App and web page records
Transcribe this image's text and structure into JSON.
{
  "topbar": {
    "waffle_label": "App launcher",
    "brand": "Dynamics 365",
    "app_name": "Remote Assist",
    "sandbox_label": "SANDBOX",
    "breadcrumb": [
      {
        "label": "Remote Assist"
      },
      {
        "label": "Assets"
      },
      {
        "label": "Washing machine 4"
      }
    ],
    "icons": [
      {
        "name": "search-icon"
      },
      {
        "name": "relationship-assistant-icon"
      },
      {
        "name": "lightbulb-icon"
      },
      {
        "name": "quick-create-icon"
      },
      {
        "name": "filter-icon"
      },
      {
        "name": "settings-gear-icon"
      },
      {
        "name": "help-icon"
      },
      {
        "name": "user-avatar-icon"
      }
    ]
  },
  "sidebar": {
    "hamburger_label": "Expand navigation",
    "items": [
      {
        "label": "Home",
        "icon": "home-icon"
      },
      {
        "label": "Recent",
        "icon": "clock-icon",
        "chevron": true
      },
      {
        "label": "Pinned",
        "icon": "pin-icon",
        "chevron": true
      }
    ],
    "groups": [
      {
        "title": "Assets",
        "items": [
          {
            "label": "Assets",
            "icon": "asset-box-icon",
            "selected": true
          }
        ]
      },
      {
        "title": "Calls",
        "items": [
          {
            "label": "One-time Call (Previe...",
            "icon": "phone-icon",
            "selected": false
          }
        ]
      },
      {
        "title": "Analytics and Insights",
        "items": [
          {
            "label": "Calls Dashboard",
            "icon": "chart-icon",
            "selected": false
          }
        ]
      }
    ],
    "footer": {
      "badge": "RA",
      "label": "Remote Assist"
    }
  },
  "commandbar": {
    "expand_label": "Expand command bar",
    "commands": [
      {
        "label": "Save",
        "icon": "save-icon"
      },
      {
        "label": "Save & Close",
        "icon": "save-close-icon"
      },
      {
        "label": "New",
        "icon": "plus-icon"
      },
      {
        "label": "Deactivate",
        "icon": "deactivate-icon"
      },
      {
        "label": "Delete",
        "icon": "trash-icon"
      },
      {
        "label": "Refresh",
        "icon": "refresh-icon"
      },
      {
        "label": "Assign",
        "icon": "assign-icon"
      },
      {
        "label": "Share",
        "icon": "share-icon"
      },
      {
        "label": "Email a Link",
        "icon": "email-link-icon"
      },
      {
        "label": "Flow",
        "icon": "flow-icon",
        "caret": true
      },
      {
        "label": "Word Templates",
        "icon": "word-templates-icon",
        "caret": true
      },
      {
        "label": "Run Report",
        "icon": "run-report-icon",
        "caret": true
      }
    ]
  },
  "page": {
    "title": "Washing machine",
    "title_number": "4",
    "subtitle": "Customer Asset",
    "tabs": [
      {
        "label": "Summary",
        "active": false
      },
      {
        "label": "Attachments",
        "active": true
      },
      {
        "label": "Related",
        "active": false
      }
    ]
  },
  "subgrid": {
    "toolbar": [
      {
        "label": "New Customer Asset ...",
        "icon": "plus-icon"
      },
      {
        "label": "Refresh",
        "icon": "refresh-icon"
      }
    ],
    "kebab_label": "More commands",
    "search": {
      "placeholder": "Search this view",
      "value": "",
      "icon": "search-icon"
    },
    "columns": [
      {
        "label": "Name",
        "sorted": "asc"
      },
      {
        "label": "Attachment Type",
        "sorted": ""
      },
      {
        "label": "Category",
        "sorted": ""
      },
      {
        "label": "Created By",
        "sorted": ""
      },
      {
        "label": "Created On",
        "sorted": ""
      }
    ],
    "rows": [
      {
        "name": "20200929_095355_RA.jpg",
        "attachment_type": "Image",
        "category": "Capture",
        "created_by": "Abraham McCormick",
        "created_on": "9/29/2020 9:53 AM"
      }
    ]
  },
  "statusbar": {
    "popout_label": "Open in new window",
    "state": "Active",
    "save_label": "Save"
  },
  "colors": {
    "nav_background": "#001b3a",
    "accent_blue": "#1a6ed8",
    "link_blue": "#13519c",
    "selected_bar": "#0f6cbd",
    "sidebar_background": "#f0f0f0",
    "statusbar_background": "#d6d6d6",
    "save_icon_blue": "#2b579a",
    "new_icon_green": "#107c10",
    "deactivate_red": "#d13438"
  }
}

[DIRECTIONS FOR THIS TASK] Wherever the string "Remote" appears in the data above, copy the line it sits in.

[RESULT]
    "app_name": "Remote Assist",
        "label": "Remote Assist"
      "label": "Remote Assist"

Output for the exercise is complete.